Your “Autumn” collection is made from 80% environmentally friendly materials. What are some of the textile developments you are most excited about?
For “Autumn,” I was set on using as much of our remnants as possible; now we’ve pretty much used them all up, so I’m figuring out whose waste we’re going to use next. All of our nylon and polyester is recycled, and all our bags, including the Frayme, which we are launching this season, are vegan and have aluminum chains that can easily be recycled. Every year, 150 million trees are cut down to make fabric-our dresses are made from forest-friendly viscose, which can be traced back to certified forests in Sweden-no ancient or endangered forests are destroyed. It should be illegal to cut down a tree without replanting one.
What does sustainability mean to you?
As an industry, we have to measure our environmental footprint, and at Stella, our goal is to reduce that footprint, not to replace it. In order to be truly sustainable in any business, your model has to have self-imposed limitations.
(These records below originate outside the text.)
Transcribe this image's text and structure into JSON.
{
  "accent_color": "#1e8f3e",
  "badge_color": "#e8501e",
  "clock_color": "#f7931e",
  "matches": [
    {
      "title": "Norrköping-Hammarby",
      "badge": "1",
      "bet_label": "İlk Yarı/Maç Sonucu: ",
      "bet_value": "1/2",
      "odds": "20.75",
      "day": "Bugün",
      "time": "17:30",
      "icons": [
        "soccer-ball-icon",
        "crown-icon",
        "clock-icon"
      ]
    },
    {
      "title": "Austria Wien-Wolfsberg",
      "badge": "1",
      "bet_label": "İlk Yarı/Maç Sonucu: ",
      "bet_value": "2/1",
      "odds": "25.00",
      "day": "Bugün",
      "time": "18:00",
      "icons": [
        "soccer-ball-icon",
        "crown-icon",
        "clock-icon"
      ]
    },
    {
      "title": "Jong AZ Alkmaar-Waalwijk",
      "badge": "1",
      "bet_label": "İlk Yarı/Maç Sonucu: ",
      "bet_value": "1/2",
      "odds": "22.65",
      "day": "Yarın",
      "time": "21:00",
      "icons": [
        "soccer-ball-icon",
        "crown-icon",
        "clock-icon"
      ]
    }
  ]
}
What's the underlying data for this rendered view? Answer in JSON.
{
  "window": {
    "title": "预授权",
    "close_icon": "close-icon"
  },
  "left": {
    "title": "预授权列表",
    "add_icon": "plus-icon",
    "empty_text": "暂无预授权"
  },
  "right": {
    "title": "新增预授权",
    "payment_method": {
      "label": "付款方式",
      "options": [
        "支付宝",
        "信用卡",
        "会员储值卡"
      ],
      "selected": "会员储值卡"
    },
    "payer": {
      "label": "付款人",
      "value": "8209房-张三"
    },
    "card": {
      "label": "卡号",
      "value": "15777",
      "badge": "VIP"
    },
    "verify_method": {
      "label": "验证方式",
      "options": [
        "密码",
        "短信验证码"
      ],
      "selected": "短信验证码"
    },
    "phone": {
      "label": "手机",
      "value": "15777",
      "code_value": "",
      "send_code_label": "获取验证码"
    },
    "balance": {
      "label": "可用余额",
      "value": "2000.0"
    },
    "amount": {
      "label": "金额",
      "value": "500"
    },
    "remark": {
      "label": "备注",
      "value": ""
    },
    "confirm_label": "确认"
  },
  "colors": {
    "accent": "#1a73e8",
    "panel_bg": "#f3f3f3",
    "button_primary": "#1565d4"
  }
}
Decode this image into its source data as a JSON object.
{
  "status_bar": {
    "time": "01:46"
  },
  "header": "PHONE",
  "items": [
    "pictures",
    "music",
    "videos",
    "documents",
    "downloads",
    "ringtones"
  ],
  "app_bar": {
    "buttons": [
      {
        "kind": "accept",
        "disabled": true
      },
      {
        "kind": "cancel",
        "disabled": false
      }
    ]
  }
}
We aren’t perfect by any means and we are always looking to improve our means of sourcing. Right now, for example, we are running regenerative farming pilot tests.
Do you think that COVID-19 being a zoonotic disease and the culling of millions of mink has made people more mindful about the treatment of animals?
The response to the mink was interesting because they were being bred to be killed-the only difference was it happened in one fell swoop and they weren’t turned into fur trims. COVID spread around the world very quickly and made us realize we are all connected. Unfortunately, I think the economy will always take higher precedence than COP26 [the U.N. climate change conference due in Glasgow, in November] for most governments. And I think the changes will come from an effort to improve human rights-the chemicals being used to make PVC being cancerous for instance, or raising the minimum wage and finally eradicating child labor-rather than animal welfare. Personally, the past year has made me want to reduce our impact on the environment even more fiercely.